Enabling learning targets allows you to create and track these within your units. Not only will these exist in the unit but they can then be populated on both lessons and assessments.
Note: If you don't already have an identified need for learning targets, we recommend leaving these disabled. It is very easy to enable down the road.
Step 2: Creating multi-text fields
What is a Multi-Text Field?
A multi-text field allows for rich text editing, attaching resources from your computer (ex: PDF, Presentations, Hand-outs, etc..) or attaching files through the Google Drive integration. It is also possible to attach standards to these which will automatically populate that unit's standards field.
A multi-text field can be pre-populated with content so that any new units created will not require starting from scratch.
Naming a Multi-Text Field
Each multi-text field will require a title which should accurately describe the content in that field. The title is what everyone will see when they look at the curriculum map. It's important that the title uses common language that everyone will understand so it's clear what the purpose of the field is.
Pre-populating a Multi-Text Field
By default, each multi-text field will be empty when a new unit is created. If you enter content directly within the template this will pre-populate that field. This means that any new unit created within a curriculum map will start with this pre-populated content rather than starting completely blank.
Pre-populating content can be helpful to guide the structure of a given field. It's important that this pre-populated content is generic as it will be pre-populated for every new unit created in every map in your institution.
Here's an example of a pre-populated text field:
In most cases, the title of the text field should be more than sufficient in guiding what content is entered in that field. If, however, there is a specific structure you would like to see consistently it is recommended you pre-populate this in the template.
Step 3: Ordering your fields
The order of your unit fields can help emphasize the flow of a unit. When writing a unit you may find it ideal to have a certain flow. On the other hand, when the unit is being used in the classroom to inform instruction it may make sense to adjust this flow. It's important to consider everyone who will be using the maps and understand that the order can impact how they will use it to meet their needs.
In addition to keeping in mind the audience, you'll also want to consider the pedagogical approach you're using. Understanding By Design, for example, has 3 stages which can help with deciding the order in which you want your unit fields.
Here are some helpful questions to ask yourself:
- If I were writing a lesson using these resources, which field would I want to start with?
- Do the fields flow logically from one into the other?

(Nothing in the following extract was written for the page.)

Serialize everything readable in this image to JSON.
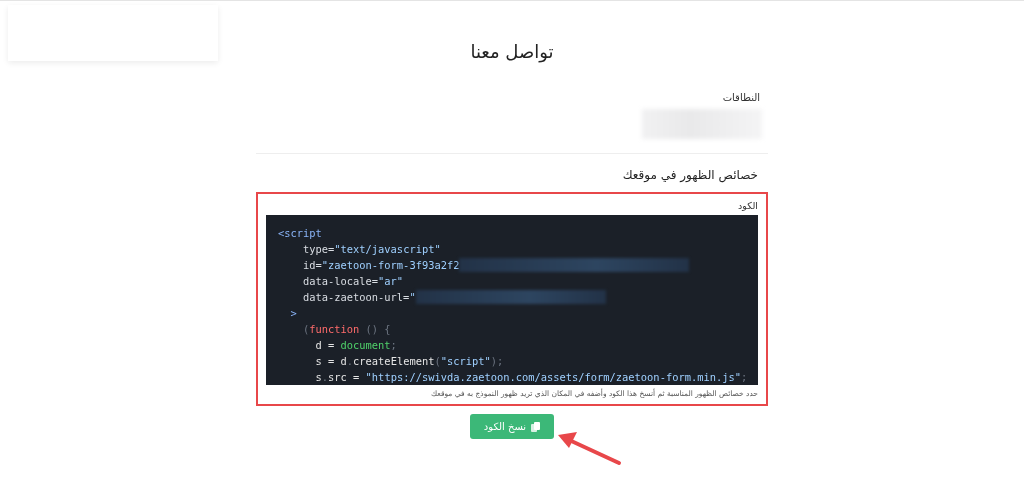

- Considering our pedagogical approach, does the order emphasize the content we want people to focus on?
Now that you have an understanding of best practices, continue to the next chapter to learn how to create and edit unit templates.